I wish that I could show some of the students signing their own poems. We have some good ones; Super A-hole wrote one entitled "Cyclops", the "I Spilled Myself" girl wrote a fantastic poem called "Book" and Blue's Clues boy wrote an ASL number story about Spider-Man. I will include some of their written poetry at a later date (meaning when they write it). I am sure it will be amazing. They always are!


J. David Zacko-Smith said...

I am glad that you are embracing poetry - it's like all things, some of it you'll love and you'll find that it will resonate with you, and other work you won't care for as much or it will leave you emotionless - but it offers a lot if you investigate it! I've been writing poetry for years, and enjoy reading it, too, and going to readings now and then...

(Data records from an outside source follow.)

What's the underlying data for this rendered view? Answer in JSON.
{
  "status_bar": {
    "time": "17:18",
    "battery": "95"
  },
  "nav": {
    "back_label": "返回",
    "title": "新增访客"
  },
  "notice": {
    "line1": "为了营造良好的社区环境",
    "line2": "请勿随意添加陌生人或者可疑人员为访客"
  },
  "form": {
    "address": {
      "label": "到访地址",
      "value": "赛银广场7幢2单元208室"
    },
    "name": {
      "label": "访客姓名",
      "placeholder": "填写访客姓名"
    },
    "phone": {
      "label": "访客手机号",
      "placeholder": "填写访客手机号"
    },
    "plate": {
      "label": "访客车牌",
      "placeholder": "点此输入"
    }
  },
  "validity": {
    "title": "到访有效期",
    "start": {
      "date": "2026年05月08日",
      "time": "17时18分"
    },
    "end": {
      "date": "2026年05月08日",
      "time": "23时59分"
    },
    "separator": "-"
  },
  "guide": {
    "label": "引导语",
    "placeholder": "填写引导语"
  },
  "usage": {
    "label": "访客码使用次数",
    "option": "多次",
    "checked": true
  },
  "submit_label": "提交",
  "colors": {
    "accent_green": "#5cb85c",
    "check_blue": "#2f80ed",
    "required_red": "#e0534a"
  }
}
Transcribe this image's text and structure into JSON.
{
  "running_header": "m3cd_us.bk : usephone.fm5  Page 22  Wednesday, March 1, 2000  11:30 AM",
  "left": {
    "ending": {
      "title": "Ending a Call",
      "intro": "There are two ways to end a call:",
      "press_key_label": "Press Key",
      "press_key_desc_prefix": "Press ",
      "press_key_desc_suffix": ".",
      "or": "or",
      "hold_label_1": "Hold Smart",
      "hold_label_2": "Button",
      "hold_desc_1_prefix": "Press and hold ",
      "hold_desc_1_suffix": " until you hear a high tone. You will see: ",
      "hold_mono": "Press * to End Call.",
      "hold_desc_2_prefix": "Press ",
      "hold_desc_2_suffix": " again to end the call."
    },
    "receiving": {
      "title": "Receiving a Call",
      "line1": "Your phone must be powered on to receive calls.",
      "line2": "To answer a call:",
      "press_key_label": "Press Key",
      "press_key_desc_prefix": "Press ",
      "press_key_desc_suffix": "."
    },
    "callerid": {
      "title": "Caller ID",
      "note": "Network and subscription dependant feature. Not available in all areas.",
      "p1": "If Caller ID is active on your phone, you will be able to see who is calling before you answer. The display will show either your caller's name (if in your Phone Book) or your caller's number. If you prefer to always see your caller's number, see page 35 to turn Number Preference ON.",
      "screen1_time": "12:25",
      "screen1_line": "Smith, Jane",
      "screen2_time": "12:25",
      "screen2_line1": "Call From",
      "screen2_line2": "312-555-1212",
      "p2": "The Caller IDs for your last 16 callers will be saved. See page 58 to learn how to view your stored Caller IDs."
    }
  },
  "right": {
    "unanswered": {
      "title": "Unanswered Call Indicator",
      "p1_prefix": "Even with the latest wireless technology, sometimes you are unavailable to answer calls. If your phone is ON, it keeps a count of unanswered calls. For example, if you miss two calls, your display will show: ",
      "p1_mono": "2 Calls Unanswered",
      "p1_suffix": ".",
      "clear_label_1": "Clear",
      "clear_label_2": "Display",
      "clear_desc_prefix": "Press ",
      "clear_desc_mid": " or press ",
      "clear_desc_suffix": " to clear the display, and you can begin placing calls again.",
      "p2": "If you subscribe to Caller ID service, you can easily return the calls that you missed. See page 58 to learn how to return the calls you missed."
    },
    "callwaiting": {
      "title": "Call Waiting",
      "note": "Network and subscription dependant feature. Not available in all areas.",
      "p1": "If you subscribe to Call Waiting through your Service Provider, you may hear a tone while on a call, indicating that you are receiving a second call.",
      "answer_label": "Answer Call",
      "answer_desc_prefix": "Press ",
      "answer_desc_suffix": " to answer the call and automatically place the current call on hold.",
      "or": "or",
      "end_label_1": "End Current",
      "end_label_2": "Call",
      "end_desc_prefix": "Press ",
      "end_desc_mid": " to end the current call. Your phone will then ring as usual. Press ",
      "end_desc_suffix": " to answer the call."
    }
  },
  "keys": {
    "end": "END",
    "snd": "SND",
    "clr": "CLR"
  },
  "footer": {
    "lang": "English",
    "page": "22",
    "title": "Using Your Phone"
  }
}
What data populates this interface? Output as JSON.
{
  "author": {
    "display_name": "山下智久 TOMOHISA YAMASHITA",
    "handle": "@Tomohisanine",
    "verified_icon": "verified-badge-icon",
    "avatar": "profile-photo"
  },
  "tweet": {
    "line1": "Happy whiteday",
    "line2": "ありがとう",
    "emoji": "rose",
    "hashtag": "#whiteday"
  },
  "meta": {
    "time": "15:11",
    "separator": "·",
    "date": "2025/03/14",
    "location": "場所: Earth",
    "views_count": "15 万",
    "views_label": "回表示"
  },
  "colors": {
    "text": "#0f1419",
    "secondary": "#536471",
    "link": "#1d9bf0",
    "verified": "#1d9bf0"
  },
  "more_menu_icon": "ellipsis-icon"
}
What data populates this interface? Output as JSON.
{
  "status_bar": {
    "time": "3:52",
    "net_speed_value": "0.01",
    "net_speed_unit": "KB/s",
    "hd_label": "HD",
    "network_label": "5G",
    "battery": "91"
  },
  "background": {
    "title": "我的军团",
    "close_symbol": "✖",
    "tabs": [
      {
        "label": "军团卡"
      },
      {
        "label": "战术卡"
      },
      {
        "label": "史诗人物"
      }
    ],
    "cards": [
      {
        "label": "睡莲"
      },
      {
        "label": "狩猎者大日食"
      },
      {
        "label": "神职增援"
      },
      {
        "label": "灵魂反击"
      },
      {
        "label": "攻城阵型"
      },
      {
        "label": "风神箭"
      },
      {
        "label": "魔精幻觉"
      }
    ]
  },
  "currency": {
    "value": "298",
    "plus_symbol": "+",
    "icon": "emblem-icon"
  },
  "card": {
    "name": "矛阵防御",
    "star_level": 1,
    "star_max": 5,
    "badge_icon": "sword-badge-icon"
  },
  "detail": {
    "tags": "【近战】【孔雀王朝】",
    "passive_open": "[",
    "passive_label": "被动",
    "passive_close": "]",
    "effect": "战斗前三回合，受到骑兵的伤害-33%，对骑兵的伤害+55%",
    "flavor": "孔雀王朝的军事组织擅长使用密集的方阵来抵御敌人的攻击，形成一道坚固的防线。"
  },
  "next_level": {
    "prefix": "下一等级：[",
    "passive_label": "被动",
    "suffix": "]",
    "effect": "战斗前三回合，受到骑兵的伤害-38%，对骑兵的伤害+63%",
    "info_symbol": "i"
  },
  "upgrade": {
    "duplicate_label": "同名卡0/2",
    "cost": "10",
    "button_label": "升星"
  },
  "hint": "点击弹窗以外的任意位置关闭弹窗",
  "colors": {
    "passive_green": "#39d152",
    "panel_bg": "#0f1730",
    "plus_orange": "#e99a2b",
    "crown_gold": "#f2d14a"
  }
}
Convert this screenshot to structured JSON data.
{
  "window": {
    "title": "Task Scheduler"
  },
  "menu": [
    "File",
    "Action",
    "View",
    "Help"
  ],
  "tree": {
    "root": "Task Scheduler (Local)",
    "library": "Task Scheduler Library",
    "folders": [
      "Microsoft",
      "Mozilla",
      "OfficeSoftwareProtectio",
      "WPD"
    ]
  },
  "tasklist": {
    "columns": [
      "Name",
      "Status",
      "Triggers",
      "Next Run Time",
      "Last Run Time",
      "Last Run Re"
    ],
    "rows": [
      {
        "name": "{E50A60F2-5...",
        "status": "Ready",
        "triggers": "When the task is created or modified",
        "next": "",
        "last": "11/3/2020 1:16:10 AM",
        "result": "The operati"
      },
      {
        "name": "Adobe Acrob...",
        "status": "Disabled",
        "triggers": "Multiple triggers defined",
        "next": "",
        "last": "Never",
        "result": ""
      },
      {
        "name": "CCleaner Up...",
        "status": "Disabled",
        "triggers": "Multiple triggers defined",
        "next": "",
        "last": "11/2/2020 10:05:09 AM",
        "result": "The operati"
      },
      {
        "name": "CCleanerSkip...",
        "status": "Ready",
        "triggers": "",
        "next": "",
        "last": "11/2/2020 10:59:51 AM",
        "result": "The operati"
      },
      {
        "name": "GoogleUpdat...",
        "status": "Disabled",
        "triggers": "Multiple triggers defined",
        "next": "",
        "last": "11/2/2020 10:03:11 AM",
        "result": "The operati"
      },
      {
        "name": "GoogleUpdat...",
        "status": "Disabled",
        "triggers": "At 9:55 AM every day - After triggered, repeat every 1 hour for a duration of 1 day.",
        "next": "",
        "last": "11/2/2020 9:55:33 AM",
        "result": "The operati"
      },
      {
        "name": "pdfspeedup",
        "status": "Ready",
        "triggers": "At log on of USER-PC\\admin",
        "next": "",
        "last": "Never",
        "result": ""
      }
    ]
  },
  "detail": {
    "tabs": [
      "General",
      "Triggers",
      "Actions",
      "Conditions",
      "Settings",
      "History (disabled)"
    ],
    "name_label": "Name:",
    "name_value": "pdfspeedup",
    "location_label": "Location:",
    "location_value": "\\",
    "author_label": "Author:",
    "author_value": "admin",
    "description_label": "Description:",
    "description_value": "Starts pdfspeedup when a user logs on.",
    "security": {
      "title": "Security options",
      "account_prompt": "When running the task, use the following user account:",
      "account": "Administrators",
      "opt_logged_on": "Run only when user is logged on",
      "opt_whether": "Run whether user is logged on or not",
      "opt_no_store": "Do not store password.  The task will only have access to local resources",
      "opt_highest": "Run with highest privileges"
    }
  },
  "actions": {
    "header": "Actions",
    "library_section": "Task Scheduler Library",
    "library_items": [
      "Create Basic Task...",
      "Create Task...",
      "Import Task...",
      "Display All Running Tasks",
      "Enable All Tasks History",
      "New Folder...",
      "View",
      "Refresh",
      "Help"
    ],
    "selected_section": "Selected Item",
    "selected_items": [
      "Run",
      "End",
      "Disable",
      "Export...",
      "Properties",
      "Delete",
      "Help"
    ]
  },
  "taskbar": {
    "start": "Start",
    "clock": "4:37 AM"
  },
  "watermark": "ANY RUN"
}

Have a great weekend, handsome!

lettuce said...

fascinating post - clever and thoughtful

(like you?)

and i love the vid. esp. the slithering


Joy said...

umm... are you saying you lied when you were praising my poetry? ;)

Great post! A little Poe, a little Medusa, a little ASL vid, what more could anyone want?

Reya Mellicker said...

AWESOME VID!! Wow!!! I don't sign but I completely got it. Lettuce is right, the slithering was great.

More vids, please?

SaraSkates said...

very cool!

Junk Thief said...

I agree that poetry falls into the love it or leave it category. In school I loved to write it but hated teachers that were sure they had the handle on what the classics "meant" and would not accept my take on the poets. I think anyone who tries to find meaning in poetry just doesn't get it.

marxsny said...

This is a really great post. Would this be considered an acrostic?

You!, I want to cool it is what she yelled
Over the seat with boney finger held
Ushers did nothing but came and went
Ronstadt possesses a powerful instrument
Everytime when it's Blue Bayou she sings
Heaven is similar to the pleasure it brings
Once we saw Sarah Brightman together
That time at MSG do you remenber?

Glad we got that video to work ;-)

Gary said...

Now that I have figured out how to do the video I hope to include more. Lauren and I may do some easy ASL lessons on here...stay tuned.

Mike M said...

Cool blog!! I will be back for more -0-0-

eMack said...

Gary...hi! I want to email you but don't have an address. Mine is jdon13(at) Can you say hi so I can respond please.

I have something coincidental to tell you!

Brendan said...

The shame of life is that sometimes one's first experience of a medium turns them off from ever looking there again. We teach a lot to young children through poetry. But we get too little exposure to poetry as teens, I think. The result is that when we come back to "adult" poetry, we aren't as well equipped to find ourselves in it as we are with other media such as novels, paintings, film and music. That call for extra patience sometimes to learn how to travel through poetry.

Shel Silverstein is wonderful. Full of double and triple meanings that work for children of all ages.

And the "Giving Tree" is still one of my favorite books.

Reya Mellicker said...

Gary - I'm going to be in NYC on Wednesday afternoon. I'm meeting some other bloggers to hang out. Email me if you want to try to hook up one way or another. My time is limited on this trip so it's not dire, but let me know.

d. chedwick bryant said...

I am saving the watching of the video for the daylight hours. it might be scary

Jenny Faye said...

WOW! Now that is amazing! haha. I can't wait to see more.

Pod said...

ched i made that mistake and quivered all night!
i bet the kids love you gary!
shame we can't see some of them on vid
have a fun weekend

Robert said...

Oh that was too wonderful! Thanks for that!

Sebastien said...

That video is soooo cool! You seem like such an amazing teacher, I can't imagine how much you inspire the kids!

I like poetry, but I don't like it when it's hard or cryptic for no good reason. Sometimes I feel that some poetry is tough to read only because the poet is trying to be hard to read in order to show off and show how smart they are...


Related Posts with Thumbnails